--- Provided data Enclosed Below ---

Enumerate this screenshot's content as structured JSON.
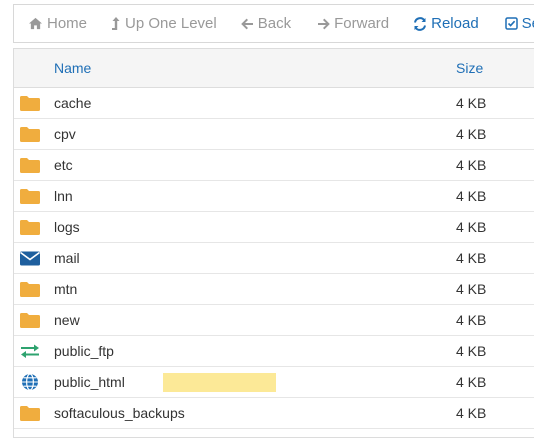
{
  "toolbar": {
    "home_label": "Home",
    "up_label": "Up One Level",
    "back_label": "Back",
    "forward_label": "Forward",
    "reload_label": "Reload",
    "select_label": "Sele"
  },
  "table": {
    "headers": {
      "name": "Name",
      "size": "Size"
    },
    "rows": [
      {
        "name": "cache",
        "size": "4 KB",
        "icon": "folder-icon"
      },
      {
        "name": "cpv",
        "size": "4 KB",
        "icon": "folder-icon"
      },
      {
        "name": "etc",
        "size": "4 KB",
        "icon": "folder-icon"
      },
      {
        "name": "lnn",
        "size": "4 KB",
        "icon": "folder-icon"
      },
      {
        "name": "logs",
        "size": "4 KB",
        "icon": "folder-icon"
      },
      {
        "name": "mail",
        "size": "4 KB",
        "icon": "envelope-icon"
      },
      {
        "name": "mtn",
        "size": "4 KB",
        "icon": "folder-icon"
      },
      {
        "name": "new",
        "size": "4 KB",
        "icon": "folder-icon"
      },
      {
        "name": "public_ftp",
        "size": "4 KB",
        "icon": "transfer-arrows-icon"
      },
      {
        "name": "public_html",
        "size": "4 KB",
        "icon": "globe-icon"
      },
      {
        "name": "softaculous_backups",
        "size": "4 KB",
        "icon": "folder-icon"
      }
    ]
  },
  "colors": {
    "accent": "#1f6fb6",
    "muted": "#999999",
    "folder": "#f0ad3e",
    "envelope": "#1e5f9e",
    "transfer": "#2ea36f",
    "highlight": "#fce997"
  }
}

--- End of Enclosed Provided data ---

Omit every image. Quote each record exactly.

Enumerate this screenshot's content as structured JSON.
{
  "toolbar": {
    "home_label": "Home",
    "up_label": "Up One Level",
    "back_label": "Back",
    "forward_label": "Forward",
    "reload_label": "Reload",
    "select_label": "Sele"
  },
  "table": {
    "headers": {
      "name": "Name",
      "size": "Size"
    },
    "rows": [
      {
        "name": "cache",
        "size": "4 KB",
        "icon": "folder-icon"
      },
      {
        "name": "cpv",
        "size": "4 KB",
        "icon": "folder-icon"
      },
      {
        "name": "etc",
        "size": "4 KB",
        "icon": "folder-icon"
      },
      {
        "name": "lnn",
        "size": "4 KB",
        "icon": "folder-icon"
      },
      {
        "name": "logs",
        "size": "4 KB",
        "icon": "folder-icon"
      },
      {
        "name": "mail",
        "size": "4 KB",
        "icon": "envelope-icon"
      },
      {
        "name": "mtn",
        "size": "4 KB",
        "icon": "folder-icon"
      },
      {
        "name": "new",
        "size": "4 KB",
        "icon": "folder-icon"
      },
      {
        "name": "public_ftp",
        "size": "4 KB",
        "icon": "transfer-arrows-icon"
      },
      {
        "name": "public_html",
        "size": "4 KB",
        "icon": "globe-icon"
      },
      {
        "name": "softaculous_backups",
        "size": "4 KB",
        "icon": "folder-icon"
      }
    ]
  },
  "colors": {
    "accent": "#1f6fb6",
    "muted": "#999999",
    "folder": "#f0ad3e",
    "envelope": "#1e5f9e",
    "transfer": "#2ea36f",
    "highlight": "#fce997"
  }
}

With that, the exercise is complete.